I sure did love it. I only wish I had taken more pictures but the weather wasn’t great and it was 8 years ago now. You are from Brisbane? What is that like? My mom and dad have been to Australia many times and most recently last year, they said it was extremely expensive now for Americans. It is such a great country! I also love the laid back attitude of the people. I hope to go back someday…..ah…so many places! Need to win the lotto, huh?!
I live in Brisbane, but I grew up at the beach ( there are 2 posts about Main Beach where I am from) Australia is very expensive right now with the exchange rates, which is keeping visitors away. It is good for us travelling overseas for a change, but I do understand that it can make travel here prohibitive. I have spent quite a lot of time in USA and I love it there.
What a beautiful place! And how great the timing was with your job. I love it when doors open in unexpected ways! Can’t wait for more!

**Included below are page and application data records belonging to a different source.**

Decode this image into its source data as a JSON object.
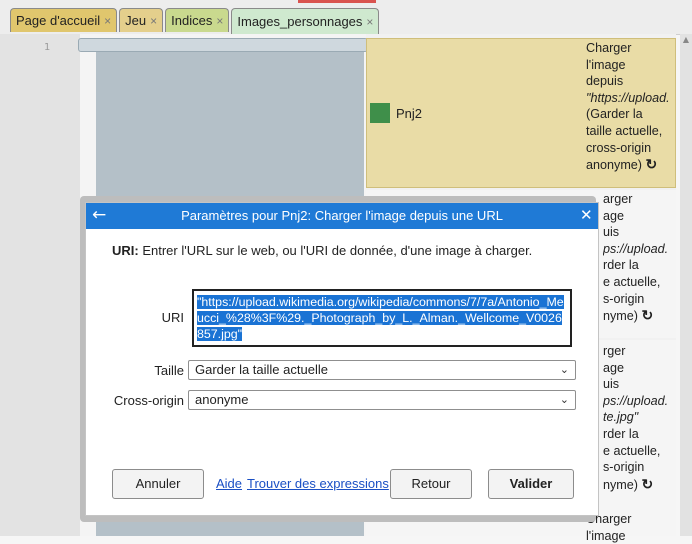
{
  "tabs": [
    {
      "label": "Page d'accueil",
      "close": "×"
    },
    {
      "label": "Jeu",
      "close": "×"
    },
    {
      "label": "Indices",
      "close": "×"
    },
    {
      "label": "Images_personnages",
      "close": "×"
    }
  ],
  "editor": {
    "line_number": "1"
  },
  "cards": {
    "pnj_label": "Pnj2",
    "swatch_color": "#3f8f4a",
    "card1": [
      "Charger",
      "l'image",
      "depuis",
      "\"https://upload.",
      "(Garder la",
      "taille actuelle,",
      "cross-origin",
      "anonyme)"
    ],
    "card2": [
      "arger",
      "age",
      "uis",
      "ps://upload.",
      "rder la",
      "e actuelle,",
      "s-origin",
      "nyme)"
    ],
    "card3": [
      "rger",
      "age",
      "uis",
      "ps://upload.",
      "te.jpg\"",
      "rder la",
      "e actuelle,",
      "s-origin",
      "nyme)"
    ],
    "card4": [
      "Charger",
      "l'image"
    ],
    "reload_glyph": "↻"
  },
  "dialog": {
    "back_glyph": "←",
    "title": "Paramètres pour Pnj2: Charger l'image depuis une URL",
    "close_glyph": "✕",
    "help_bold": "URI:",
    "help_text": " Entrer l'URL sur le web, ou l'URI de donnée, d'une image à charger.",
    "uri_label": "URI",
    "uri_value": "\"https://upload.wikimedia.org/wikipedia/commons/7/7a/Antonio_Meucci_%28%3F%29._Photograph_by_L._Alman._Wellcome_V0026857.jpg\"",
    "size_label": "Taille",
    "size_value": "Garder la taille actuelle",
    "cors_label": "Cross-origin",
    "cors_value": "anonyme",
    "chevron": "⌄",
    "cancel": "Annuler",
    "help_link": "Aide",
    "expressions_link": "Trouver des expressions",
    "back": "Retour",
    "validate": "Valider"
  }
}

I haven’t gone back to work since then. After the trip, my young nephew unexpectadly passed away and I realized that it as time to think seriously about a family. I surprisingly had my grandmothers fertile genes! She had nine children! I got pregnant right away, then went through PPD and never went back. I was really on the wrong career path. I am so fortunate the way things worked out and that I was able to stay at home. We’ll see what the next years bring. I will need to make an income again, once my daughter is in school.
It would be very tempting to quit a job to go to Australia. I guess what happened to you in Patagonia is like you let go of a job and the job reciprocated.
Yes, what fate, huh. I am glad I got out of an awful situation though. Life is funny that way. I haven’t worked since as I got pregnant three months after my trip and started a family at the age of 33. Never ever thought I’d be a stay at home mom, and here I am. We’ll see what happens in the next few years. It will be time to start thinking about what I’m going to do and hopefully help contribute to the pot.
First, about your job, apparently some people at my age have already been stuck in such situation, although some others have found their dream jobs. I myself am currently not that happy with my current job, not because of the salary but more because I don’t feel that this is a kind of job that I can enjoy for a long time. I feel like there is more to life than just sitting for 8 hours (or more) in a cubicle. I’m planning to make a change in my life, but I’m still not sure how and when I’m going to do it.
Second, it’s funny that you have gone to Australia while I, who live very close to the country, haven’t visited it. This is partly because Indonesians need to get a visa before going to Australia. So, I decided to go to other countries which don’t require a visa to visit. However, I remember one of your posts about Peru, and that is honestly one of THE countries that I want to visit. What makes it better is Indonesians do not need to get a visa prior of visiting the country.
I’m glad you found the one thing that is making you happy. During the first part of your post, I almost saw myself in you, experiencing life’s struggles/hardships but in the end they are blessings in desguise. Those events helps you answer the ultimate questions : what do I really want in life? And , what is it that will make me happy? Looks like you found them already. Stay blessed, be safe in your travels. Sydney is breathtaking!
Fate works in mysterious ways – and always for the better in the long run.
You sure know how to travel – I’m blown away by how much you manage to pack into your trips -all the places you have seen and all the adventures you have taken part in!
I need an energy drink just to keep up with the reading of it 🙂
It is not a secret that a lot of people visit the United States often just to be able to have a vacation. However, not a lot of people are aware of the different and top travel destinations that they should not miss once they finally decide to visit the US. Because of this, the different destinations that people should visit will be discussed in this article to give people a better idea about them.’
Our new blog page